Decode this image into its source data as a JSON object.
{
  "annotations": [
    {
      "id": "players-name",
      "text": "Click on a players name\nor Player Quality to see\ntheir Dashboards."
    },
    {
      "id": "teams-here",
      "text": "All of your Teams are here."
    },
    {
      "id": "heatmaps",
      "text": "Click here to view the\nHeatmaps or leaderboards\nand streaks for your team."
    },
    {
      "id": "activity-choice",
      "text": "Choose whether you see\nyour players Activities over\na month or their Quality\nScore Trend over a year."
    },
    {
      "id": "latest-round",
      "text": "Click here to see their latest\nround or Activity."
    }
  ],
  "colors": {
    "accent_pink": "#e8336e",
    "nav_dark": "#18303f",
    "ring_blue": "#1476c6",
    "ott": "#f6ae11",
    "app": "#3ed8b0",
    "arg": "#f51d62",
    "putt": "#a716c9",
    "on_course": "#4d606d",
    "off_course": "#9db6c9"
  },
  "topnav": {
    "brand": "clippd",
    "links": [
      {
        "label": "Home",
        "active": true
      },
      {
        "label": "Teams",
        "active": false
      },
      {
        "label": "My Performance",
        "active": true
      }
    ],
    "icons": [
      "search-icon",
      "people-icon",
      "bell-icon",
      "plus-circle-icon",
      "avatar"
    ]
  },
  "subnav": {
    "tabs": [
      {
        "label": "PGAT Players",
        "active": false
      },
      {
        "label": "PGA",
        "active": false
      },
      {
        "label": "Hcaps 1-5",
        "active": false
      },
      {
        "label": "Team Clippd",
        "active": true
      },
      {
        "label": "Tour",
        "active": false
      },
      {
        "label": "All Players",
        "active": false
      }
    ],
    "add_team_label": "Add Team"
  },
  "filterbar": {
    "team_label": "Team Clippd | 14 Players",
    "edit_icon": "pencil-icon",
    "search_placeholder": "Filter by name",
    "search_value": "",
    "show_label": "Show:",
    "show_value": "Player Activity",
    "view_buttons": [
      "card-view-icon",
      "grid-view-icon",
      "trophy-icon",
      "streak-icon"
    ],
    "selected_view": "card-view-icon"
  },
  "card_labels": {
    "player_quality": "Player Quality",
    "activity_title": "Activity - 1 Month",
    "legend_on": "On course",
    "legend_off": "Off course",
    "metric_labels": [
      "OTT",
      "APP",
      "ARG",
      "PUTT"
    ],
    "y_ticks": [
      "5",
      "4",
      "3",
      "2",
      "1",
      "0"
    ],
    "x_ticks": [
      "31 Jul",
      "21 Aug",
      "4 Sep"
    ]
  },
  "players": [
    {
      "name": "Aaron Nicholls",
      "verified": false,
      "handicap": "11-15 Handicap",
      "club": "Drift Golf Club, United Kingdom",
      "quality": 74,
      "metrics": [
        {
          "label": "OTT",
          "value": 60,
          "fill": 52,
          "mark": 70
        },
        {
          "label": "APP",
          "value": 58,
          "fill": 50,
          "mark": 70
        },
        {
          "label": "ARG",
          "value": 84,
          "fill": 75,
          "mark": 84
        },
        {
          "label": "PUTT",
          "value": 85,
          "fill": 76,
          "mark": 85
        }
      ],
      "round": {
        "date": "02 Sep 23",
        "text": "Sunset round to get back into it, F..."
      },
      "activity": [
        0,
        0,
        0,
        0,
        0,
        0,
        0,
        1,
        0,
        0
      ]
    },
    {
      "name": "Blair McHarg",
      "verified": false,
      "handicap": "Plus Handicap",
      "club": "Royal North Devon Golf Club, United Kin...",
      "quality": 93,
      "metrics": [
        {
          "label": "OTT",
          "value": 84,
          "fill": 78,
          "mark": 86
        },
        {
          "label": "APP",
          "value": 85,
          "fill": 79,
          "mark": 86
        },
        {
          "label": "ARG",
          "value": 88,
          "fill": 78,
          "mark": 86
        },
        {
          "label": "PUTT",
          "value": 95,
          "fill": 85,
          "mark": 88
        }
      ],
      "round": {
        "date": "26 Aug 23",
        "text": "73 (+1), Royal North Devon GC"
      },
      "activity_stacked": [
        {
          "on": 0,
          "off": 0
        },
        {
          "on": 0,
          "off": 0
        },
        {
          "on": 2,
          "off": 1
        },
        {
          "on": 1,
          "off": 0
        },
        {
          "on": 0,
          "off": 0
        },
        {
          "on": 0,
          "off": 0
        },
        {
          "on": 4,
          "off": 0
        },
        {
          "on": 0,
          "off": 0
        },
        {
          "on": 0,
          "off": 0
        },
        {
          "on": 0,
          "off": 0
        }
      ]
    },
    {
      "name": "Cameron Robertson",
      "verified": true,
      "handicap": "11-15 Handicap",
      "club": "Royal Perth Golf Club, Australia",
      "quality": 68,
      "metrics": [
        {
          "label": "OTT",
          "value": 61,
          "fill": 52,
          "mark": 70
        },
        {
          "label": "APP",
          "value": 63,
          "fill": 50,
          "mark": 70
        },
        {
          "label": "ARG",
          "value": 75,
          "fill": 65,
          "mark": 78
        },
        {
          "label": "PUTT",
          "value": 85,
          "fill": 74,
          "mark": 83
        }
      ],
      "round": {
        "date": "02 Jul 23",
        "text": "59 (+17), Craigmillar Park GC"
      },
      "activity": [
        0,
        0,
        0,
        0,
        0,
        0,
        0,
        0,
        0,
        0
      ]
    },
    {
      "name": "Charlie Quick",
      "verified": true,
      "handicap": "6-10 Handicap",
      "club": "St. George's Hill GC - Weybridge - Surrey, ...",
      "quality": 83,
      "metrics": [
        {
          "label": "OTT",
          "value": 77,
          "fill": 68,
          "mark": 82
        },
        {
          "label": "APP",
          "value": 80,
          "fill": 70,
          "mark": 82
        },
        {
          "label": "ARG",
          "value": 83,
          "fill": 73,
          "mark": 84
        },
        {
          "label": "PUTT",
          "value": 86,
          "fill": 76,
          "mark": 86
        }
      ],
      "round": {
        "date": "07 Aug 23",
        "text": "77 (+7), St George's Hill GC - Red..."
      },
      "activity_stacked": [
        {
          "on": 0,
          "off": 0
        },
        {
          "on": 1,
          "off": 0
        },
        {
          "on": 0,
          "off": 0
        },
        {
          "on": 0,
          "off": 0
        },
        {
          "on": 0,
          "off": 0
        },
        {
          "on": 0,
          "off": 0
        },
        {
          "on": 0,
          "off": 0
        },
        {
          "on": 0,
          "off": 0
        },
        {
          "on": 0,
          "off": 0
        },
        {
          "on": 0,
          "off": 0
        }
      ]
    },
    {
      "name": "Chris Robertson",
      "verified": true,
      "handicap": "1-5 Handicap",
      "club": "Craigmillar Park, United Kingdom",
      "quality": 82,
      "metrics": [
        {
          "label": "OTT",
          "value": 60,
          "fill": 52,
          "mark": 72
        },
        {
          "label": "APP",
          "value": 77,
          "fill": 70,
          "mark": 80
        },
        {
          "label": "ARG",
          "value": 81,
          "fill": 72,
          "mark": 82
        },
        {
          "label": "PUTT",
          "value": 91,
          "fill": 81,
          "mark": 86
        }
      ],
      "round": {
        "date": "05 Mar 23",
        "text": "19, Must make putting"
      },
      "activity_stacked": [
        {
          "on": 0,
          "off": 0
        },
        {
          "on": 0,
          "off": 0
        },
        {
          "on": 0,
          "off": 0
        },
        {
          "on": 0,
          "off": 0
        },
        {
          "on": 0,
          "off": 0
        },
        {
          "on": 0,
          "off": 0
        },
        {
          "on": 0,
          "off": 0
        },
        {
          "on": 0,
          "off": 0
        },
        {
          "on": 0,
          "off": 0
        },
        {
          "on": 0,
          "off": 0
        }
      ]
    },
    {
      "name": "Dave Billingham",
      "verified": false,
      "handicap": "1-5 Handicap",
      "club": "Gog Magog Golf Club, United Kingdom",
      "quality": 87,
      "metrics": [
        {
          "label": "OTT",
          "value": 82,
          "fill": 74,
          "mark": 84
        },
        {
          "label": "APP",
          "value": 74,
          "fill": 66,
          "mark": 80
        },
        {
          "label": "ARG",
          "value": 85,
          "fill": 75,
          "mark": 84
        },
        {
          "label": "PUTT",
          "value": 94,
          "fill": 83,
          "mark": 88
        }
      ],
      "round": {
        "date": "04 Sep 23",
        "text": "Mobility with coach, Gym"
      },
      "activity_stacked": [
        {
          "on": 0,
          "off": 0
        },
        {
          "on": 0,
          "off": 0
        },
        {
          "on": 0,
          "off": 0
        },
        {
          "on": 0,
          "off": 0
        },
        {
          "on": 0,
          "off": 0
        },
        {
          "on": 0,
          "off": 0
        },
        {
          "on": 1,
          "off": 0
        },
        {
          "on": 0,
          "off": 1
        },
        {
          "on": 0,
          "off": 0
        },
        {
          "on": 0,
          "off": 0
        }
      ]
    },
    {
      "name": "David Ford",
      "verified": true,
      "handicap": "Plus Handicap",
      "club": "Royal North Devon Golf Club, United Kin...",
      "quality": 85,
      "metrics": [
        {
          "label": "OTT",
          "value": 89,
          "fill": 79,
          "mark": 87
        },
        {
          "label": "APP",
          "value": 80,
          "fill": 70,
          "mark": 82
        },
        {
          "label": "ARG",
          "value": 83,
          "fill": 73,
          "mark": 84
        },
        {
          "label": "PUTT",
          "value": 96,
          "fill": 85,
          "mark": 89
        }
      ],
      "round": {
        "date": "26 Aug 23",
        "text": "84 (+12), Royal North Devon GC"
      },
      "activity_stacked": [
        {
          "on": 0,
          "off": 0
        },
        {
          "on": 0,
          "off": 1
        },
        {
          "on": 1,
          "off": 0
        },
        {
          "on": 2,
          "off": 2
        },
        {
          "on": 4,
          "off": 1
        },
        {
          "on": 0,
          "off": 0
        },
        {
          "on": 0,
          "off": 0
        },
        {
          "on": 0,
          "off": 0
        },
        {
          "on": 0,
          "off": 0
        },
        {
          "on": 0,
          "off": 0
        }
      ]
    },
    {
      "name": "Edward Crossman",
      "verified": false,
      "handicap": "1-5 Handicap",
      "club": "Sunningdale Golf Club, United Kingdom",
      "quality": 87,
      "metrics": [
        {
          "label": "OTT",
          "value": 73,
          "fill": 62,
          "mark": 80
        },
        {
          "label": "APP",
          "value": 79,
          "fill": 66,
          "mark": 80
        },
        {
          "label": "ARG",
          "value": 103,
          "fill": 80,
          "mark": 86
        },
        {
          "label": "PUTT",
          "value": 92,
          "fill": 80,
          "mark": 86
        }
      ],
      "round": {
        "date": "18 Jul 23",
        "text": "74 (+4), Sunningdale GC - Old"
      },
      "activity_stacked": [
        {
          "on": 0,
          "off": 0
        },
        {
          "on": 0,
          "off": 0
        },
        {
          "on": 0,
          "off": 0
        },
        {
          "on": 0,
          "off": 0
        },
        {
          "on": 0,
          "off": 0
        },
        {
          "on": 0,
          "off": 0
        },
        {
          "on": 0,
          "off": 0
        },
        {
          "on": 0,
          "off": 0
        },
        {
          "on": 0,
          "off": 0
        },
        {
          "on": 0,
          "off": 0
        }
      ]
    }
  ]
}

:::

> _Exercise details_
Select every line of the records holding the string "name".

> _Worked solution_
      "id": "players-name",
      "text": "Click on a players name\nor Player Quality to see\ntheir Dashboards."
    "search_placeholder": "Filter by name",
      "name": "Aaron Nicholls",
      "name": "Blair McHarg",
      "name": "Cameron Robertson",
      "name": "Charlie Quick",
      "name": "Chris Robertson",
      "name": "Dave Billingham",
      "name": "David Ford",
      "name": "Edward Crossman",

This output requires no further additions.